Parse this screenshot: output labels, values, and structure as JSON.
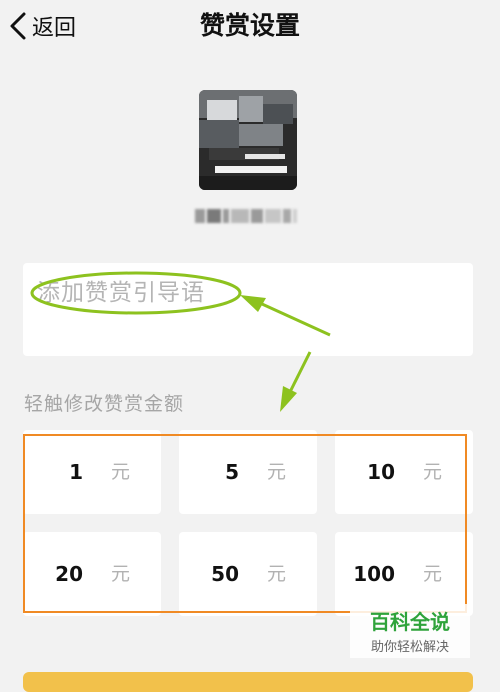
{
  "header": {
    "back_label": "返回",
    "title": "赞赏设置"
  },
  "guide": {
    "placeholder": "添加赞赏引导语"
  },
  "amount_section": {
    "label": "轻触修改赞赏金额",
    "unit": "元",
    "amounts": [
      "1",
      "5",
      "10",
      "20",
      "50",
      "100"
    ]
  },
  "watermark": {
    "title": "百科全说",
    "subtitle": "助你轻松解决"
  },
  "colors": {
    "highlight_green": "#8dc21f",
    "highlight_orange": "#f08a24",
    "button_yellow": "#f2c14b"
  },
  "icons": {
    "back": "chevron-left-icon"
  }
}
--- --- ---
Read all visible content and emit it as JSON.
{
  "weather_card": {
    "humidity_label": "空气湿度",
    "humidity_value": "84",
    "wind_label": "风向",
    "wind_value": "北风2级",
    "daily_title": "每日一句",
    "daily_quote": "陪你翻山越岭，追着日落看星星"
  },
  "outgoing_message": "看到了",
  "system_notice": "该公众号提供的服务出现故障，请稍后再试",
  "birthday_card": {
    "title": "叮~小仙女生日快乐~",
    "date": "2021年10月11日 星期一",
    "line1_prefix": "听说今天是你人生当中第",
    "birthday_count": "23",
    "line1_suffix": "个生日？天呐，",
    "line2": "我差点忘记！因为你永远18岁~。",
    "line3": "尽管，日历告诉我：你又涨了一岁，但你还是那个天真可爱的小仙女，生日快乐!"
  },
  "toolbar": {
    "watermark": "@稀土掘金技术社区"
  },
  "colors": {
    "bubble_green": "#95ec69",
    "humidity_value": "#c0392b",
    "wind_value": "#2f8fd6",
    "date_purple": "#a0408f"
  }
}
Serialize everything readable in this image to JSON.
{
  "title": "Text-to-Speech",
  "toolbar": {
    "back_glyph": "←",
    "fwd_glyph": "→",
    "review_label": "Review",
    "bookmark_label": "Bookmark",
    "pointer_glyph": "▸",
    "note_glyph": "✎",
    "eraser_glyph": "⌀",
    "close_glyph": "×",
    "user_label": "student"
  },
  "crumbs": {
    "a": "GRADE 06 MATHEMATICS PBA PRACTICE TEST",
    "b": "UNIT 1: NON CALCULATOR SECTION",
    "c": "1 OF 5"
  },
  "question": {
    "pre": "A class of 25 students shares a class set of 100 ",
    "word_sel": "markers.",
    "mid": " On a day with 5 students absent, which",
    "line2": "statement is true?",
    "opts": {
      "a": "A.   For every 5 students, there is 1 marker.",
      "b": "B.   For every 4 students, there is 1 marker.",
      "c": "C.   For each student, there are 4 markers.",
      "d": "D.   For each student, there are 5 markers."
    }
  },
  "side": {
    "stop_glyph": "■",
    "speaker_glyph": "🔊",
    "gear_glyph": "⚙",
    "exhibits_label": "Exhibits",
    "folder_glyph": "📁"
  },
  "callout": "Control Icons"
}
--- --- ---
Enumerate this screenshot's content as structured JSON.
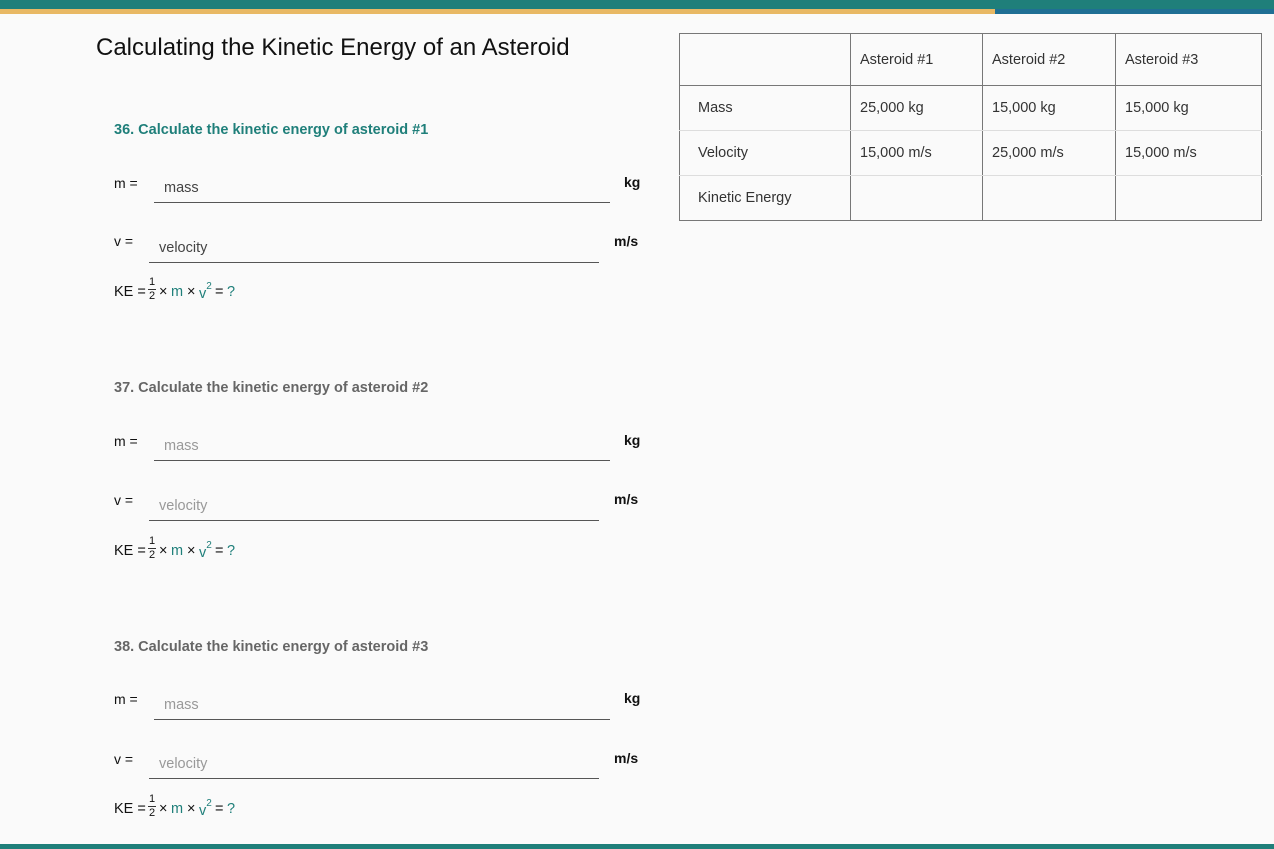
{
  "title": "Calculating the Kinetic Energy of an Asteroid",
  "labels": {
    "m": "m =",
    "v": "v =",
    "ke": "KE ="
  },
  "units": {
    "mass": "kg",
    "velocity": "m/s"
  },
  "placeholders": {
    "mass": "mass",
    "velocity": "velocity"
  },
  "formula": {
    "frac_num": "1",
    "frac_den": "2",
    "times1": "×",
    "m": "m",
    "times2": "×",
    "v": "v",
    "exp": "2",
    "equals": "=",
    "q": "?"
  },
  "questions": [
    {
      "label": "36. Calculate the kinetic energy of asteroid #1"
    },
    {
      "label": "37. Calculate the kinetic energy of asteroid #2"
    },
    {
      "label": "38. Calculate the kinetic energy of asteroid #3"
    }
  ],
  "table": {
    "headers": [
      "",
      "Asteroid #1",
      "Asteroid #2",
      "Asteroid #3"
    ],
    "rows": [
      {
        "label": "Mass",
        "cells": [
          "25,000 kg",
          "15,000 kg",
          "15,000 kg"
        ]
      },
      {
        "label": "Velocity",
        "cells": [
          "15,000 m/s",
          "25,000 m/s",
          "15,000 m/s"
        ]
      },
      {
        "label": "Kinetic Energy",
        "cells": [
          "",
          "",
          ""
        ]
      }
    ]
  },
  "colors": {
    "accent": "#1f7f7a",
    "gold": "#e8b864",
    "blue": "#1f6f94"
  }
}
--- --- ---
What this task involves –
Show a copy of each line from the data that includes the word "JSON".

The completed task –
Parse this screenshot: output labels, values, and structure as JSON.
Read all visible content and emit it as JSON.
Serialize everything readable in this image to JSON.
Enumerate this screenshot's content as structured JSON.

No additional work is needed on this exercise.